Interface dataset entries
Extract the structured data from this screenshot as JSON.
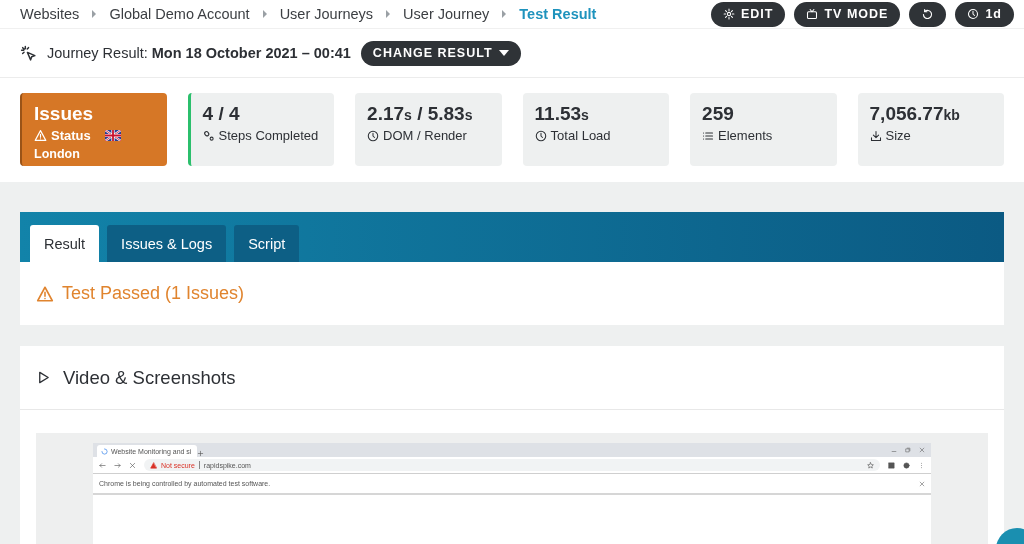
{
  "breadcrumbs": [
    {
      "label": "Websites",
      "selected": false
    },
    {
      "label": "Global Demo Account",
      "selected": false
    },
    {
      "label": "User Journeys",
      "selected": false
    },
    {
      "label": "User Journey",
      "selected": false
    },
    {
      "label": "Test Result",
      "selected": true
    }
  ],
  "toolbar_buttons": [
    {
      "kind": "gear",
      "label": "EDIT"
    },
    {
      "kind": "tv",
      "label": "TV MODE"
    },
    {
      "kind": "refresh"
    },
    {
      "kind": "clock",
      "label": "1d"
    }
  ],
  "journey": {
    "label": "Journey Result:",
    "value": "Mon 18 October 2021 – 00:41",
    "button": "CHANGE RESULT"
  },
  "stats": [
    {
      "kind": "status",
      "value": [
        {
          "text": "Issues",
          "kind": "number"
        }
      ],
      "label": "Status",
      "location": "London"
    },
    {
      "kind": "steps",
      "value": [
        {
          "text": "4 / 4",
          "kind": "number"
        }
      ],
      "label": "Steps Completed"
    },
    {
      "kind": "clock",
      "value": [
        {
          "text": "2.17",
          "kind": "number"
        },
        {
          "text": "s",
          "kind": "unit"
        },
        {
          "text": " / 5.83",
          "kind": "number"
        },
        {
          "text": "s",
          "kind": "unit"
        }
      ],
      "label": "DOM / Render"
    },
    {
      "kind": "clock",
      "value": [
        {
          "text": "11.53",
          "kind": "number"
        },
        {
          "text": "s",
          "kind": "unit"
        }
      ],
      "label": "Total Load"
    },
    {
      "kind": "list",
      "value": [
        {
          "text": "259",
          "kind": "number"
        }
      ],
      "label": "Elements"
    },
    {
      "kind": "download",
      "value": [
        {
          "text": "7,056.77",
          "kind": "number"
        },
        {
          "text": "kb",
          "kind": "unit"
        }
      ],
      "label": "Size"
    }
  ],
  "tabs": [
    {
      "label": "Result",
      "selected": true
    },
    {
      "label": "Issues & Logs",
      "selected": false
    },
    {
      "label": "Script",
      "selected": false
    }
  ],
  "result": {
    "text": "Test Passed (1 Issues)"
  },
  "video_section": {
    "title": "Video & Screenshots"
  },
  "screenshot": {
    "tab_title": "Website Monitoring and si",
    "security": "Not secure",
    "url": "rapidspike.com",
    "infobar": "Chrome is being controlled by automated test software."
  }
}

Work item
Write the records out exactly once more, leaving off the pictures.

Written answer
Extract the structured data from this screenshot as JSON.
{
  "breadcrumbs": [
    {
      "label": "Websites",
      "selected": false
    },
    {
      "label": "Global Demo Account",
      "selected": false
    },
    {
      "label": "User Journeys",
      "selected": false
    },
    {
      "label": "User Journey",
      "selected": false
    },
    {
      "label": "Test Result",
      "selected": true
    }
  ],
  "toolbar_buttons": [
    {
      "kind": "gear",
      "label": "EDIT"
    },
    {
      "kind": "tv",
      "label": "TV MODE"
    },
    {
      "kind": "refresh"
    },
    {
      "kind": "clock",
      "label": "1d"
    }
  ],
  "journey": {
    "label": "Journey Result:",
    "value": "Mon 18 October 2021 – 00:41",
    "button": "CHANGE RESULT"
  },
  "stats": [
    {
      "kind": "status",
      "value": [
        {
          "text": "Issues",
          "kind": "number"
        }
      ],
      "label": "Status",
      "location": "London"
    },
    {
      "kind": "steps",
      "value": [
        {
          "text": "4 / 4",
          "kind": "number"
        }
      ],
      "label": "Steps Completed"
    },
    {
      "kind": "clock",
      "value": [
        {
          "text": "2.17",
          "kind": "number"
        },
        {
          "text": "s",
          "kind": "unit"
        },
        {
          "text": " / 5.83",
          "kind": "number"
        },
        {
          "text": "s",
          "kind": "unit"
        }
      ],
      "label": "DOM / Render"
    },
    {
      "kind": "clock",
      "value": [
        {
          "text": "11.53",
          "kind": "number"
        },
        {
          "text": "s",
          "kind": "unit"
        }
      ],
      "label": "Total Load"
    },
    {
      "kind": "list",
      "value": [
        {
          "text": "259",
          "kind": "number"
        }
      ],
      "label": "Elements"
    },
    {
      "kind": "download",
      "value": [
        {
          "text": "7,056.77",
          "kind": "number"
        },
        {
          "text": "kb",
          "kind": "unit"
        }
      ],
      "label": "Size"
    }
  ],
  "tabs": [
    {
      "label": "Result",
      "selected": true
    },
    {
      "label": "Issues & Logs",
      "selected": false
    },
    {
      "label": "Script",
      "selected": false
    }
  ],
  "result": {
    "text": "Test Passed (1 Issues)"
  },
  "video_section": {
    "title": "Video & Screenshots"
  },
  "screenshot": {
    "tab_title": "Website Monitoring and si",
    "security": "Not secure",
    "url": "rapidspike.com",
    "infobar": "Chrome is being controlled by automated test software."
  }
}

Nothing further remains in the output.